The words parents hate to hear…”But Ma, all the other kids have it!” (Spoken in an appropriately whining, nagging tone.)
Parents hate to hear it because it is so effective. We can’t seem to say “no.”
But it’s ultimately to our child’s, and society’s, detriment.
This week’s Torah portion discusses the Rebellious Child, one who does not show respect for authority and practices gluttonous behavior.
The Talmud explains that the seemingly draconian measures that the Torah calls for to punish this child were never carried out; indeed it was impossible, as the Torah specifically put safeguards to assure that the conditions and prerequisites for exacting this punishment could never come to fruition.

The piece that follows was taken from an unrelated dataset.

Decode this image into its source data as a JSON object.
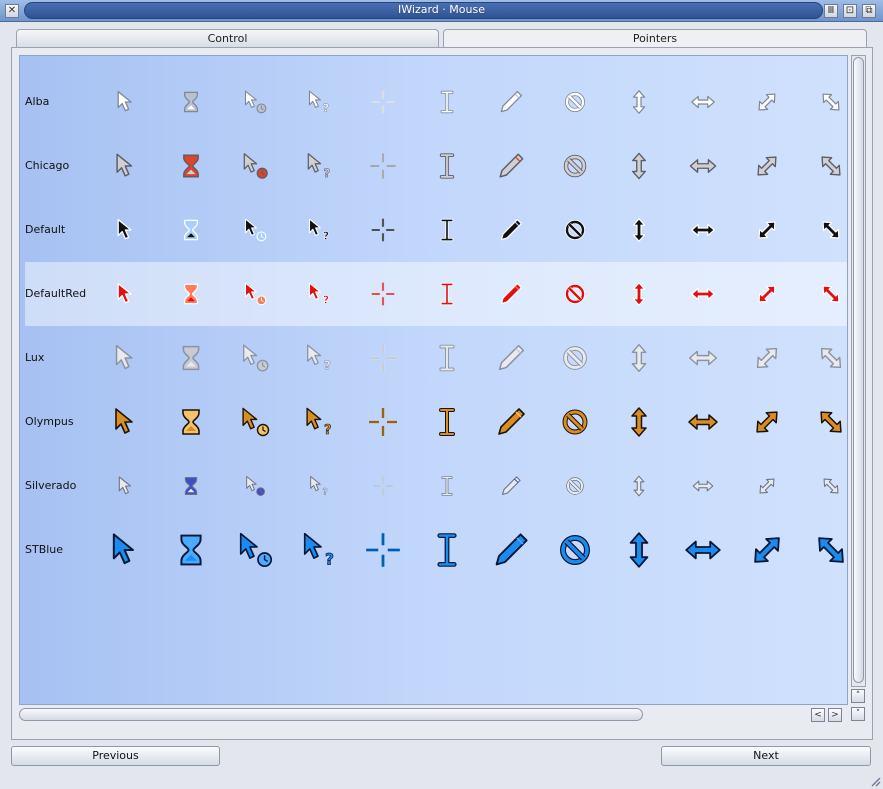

If so, what was the purpose of writing about the impossible, extreme case of the Rebellious Child? The Talmud explains that these laws teach us a lesson: A child without self-discipline and respect for authority is doomed to a life of failure at best, and will be prone to immoral and illegal activities.
Indeed, many modern-day studies have shown that excessive coddling produces children who grow into adulthood with an excessive sense of entitlement, a lack of self-discipline, and an inability to delay gratification – a sure recipe for a life of unhappiness and failure.
This is the timeless wisdom taught by the Torah thousands of years ago.
Does this mean we must all practice the “Tiger Mom” school of parenting? Of course not. The Torah’s parenting technique calls for harshness with the “left hand” and love with the “right.” But giving in to every tantrum is not love at all.
So next time your child nags and begs for the latest gadget that he\she MUST have – after all, EVERYONE has it – show some self-discipline of your own and “just say no.”
One day your child will thank you for it.
Rabbi Yitzchok Oratz is the Rabbi and Director of the Monmouth Torah Links community. Shortly after receiving his semicha (rabbinic ordination) from Bais Medrash Govoha, the famed Lakewood Yeshiva, Rabbi Oratz, along with his wife Toby and family, moved to Marlboro, NJ where they co-founded the MTL community in 2001. Aside for his “Devar on the Par” that he writes for MTL, his writings have also been published on Aish, Times of Israel, Seforim Blog, Hakira, and in various Rabbinic journals. Rabbi Oratz looks forward to continuing teaching Torah in a way that is timely and timeless, and sharing meaningful Jewish experiences with the amazing MTL community.